"I thought it would be a dream to play in a game like this," he said. "To go out and actually do it, I really can't even begin to explain the excitement and fulfillment of doing it. It was kind of surreal."
A bigger, stronger Bradford is back for more this season. And he's a more forceful leader directing one of the nation's most explosive offenses.
"I feel like I'm in a lot more control and more calm this year," said Bradford, who led the nation in pass efficiency last season. "I don't get rattled as much as I did last year. I feel like that's something that I have improved on since last year."
His early start has been amazing. After only 19 games, he's already second on Oklahoma's career touchdown pass list with 54. The Sooners have averaged 39.2 points during those games, eclipsing 50 points on eight occasions. And he broke his career passing record in three-straight games earlier this season before settling for "only" 372 yards against Baylor last week.

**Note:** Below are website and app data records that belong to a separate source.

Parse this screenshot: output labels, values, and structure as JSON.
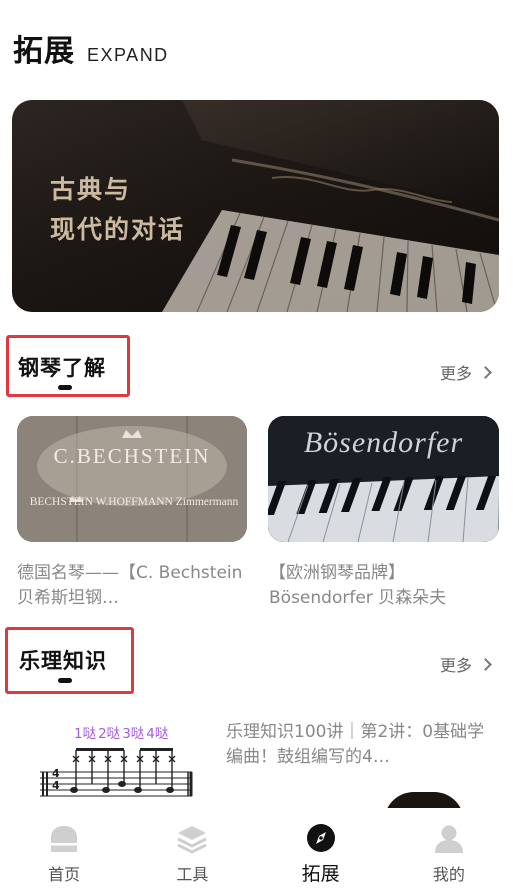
{
  "header": {
    "title": "拓展",
    "subtitle": "EXPAND"
  },
  "banner": {
    "text": "古典与\n现代的对话"
  },
  "section_piano": {
    "title": "钢琴了解",
    "more": "更多",
    "cards": [
      {
        "brand_lines": [
          "C.BECHSTEIN",
          "BECHSTEIN W.HOFFMANN Zimmermann"
        ],
        "caption": "德国名琴——【C. Bechstein 贝希斯坦钢…"
      },
      {
        "brand_lines": [
          "Bösendorfer"
        ],
        "caption": "【欧洲钢琴品牌】Bösendorfer 贝森朵夫"
      }
    ]
  },
  "section_theory": {
    "title": "乐理知识",
    "more": "更多",
    "lesson": {
      "thumb_labels": [
        "1哒",
        "2哒",
        "3哒",
        "4哒"
      ],
      "time_sig": [
        "4",
        "4"
      ],
      "text": "乐理知识100讲｜第2讲：0基础学编曲！鼓组编写的4…"
    }
  },
  "tabbar": {
    "items": [
      {
        "label": "首页",
        "icon": "home-icon"
      },
      {
        "label": "工具",
        "icon": "tools-layers-icon"
      },
      {
        "label": "拓展",
        "icon": "compass-icon",
        "active": true
      },
      {
        "label": "我的",
        "icon": "user-icon"
      }
    ]
  },
  "colors": {
    "highlight_border": "#e0383e",
    "banner_text": "#cbb9a0",
    "muted_text": "#888888"
  }
}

"I feel like my arm is a little stronger and I can get a little more zip on the ball," Bradford said. "I'm also more emotionally steady. I'm willing to hang in the pocket and take hits a little more. I might have gone out of the pocket in the past, but now I'm willing to hang in there and do what I need to do."
Bradford is second nationally in passing efficiency, tied for third in touchdown passes and third in yards per passing attempt. Most early Heisman polls have him among the top contenders. A win Saturday would likely boost him into heavy contention.
Despite the fast start, Bradford says he's not concerned with the Heisman talk already bubbling around him.
"You really can't worry about it. You worry about going out and playing within the system and playing your own game and just helping the team win," Bradford said. "I don't think you worry about any individual awards. It's all about the team."
Bradford has also emerged as a more polished and forceful leader this season. It was his decision to ask the Oklahoma coaches to leave for several minutes for an impromptu team meeting before the Washington game earlier this year to reinforce the importance of team goals.
"You can just tell he's more comfortable and a better leader," Oklahoma tackle Trent Williams said. "Little things like his command in the huddle, how he called that meeting for us. Guys respect him and want to go out and play for him."
That development hasn't surprised Oklahoma coach Bob Stoops, who thought that Bradford could be a top quarterback from his earliest association with him.
"We always expected him to do well," Stoops said. "We had him in our camps and saw him up close and we loved how he threw the ball. But to the degree he's done things so far, I don't know if I could have projected that. His poised demeanor and athletic ability to do what he's done so far is pretty amazing."
Texas defensive tackle Lamarr Houston compares Bradford to another consistent winner.
"He's smart and intelligent and reminds me of Tom Brady," Houston said. "He's mobile, but he's smart and makes good decision. He knows where to put the ball and he has great chemistry with his teammates. He knows that offense inside and out."
Against Texas, he likely will face more pressure -- both physical and mental -- than in any previous game this season. The Longhorns lead the nation with an average of 3.8 sacks per game. They produced three sacks, 11 hits on the quarterback and 14 pressures against Colorado last week.
That challenge doesn't overwhelm Bradford as much as stoke him for his opportunity to play amid the excitement at Fair Park again -- even if he has to go to school two days later, unlike most previous Texas conquerors.
"There's probably more emotion and you get more amped than most times. But you do your best to just get into your rhythm and do what you usually do," Bradford said. "You just take this game like any other one."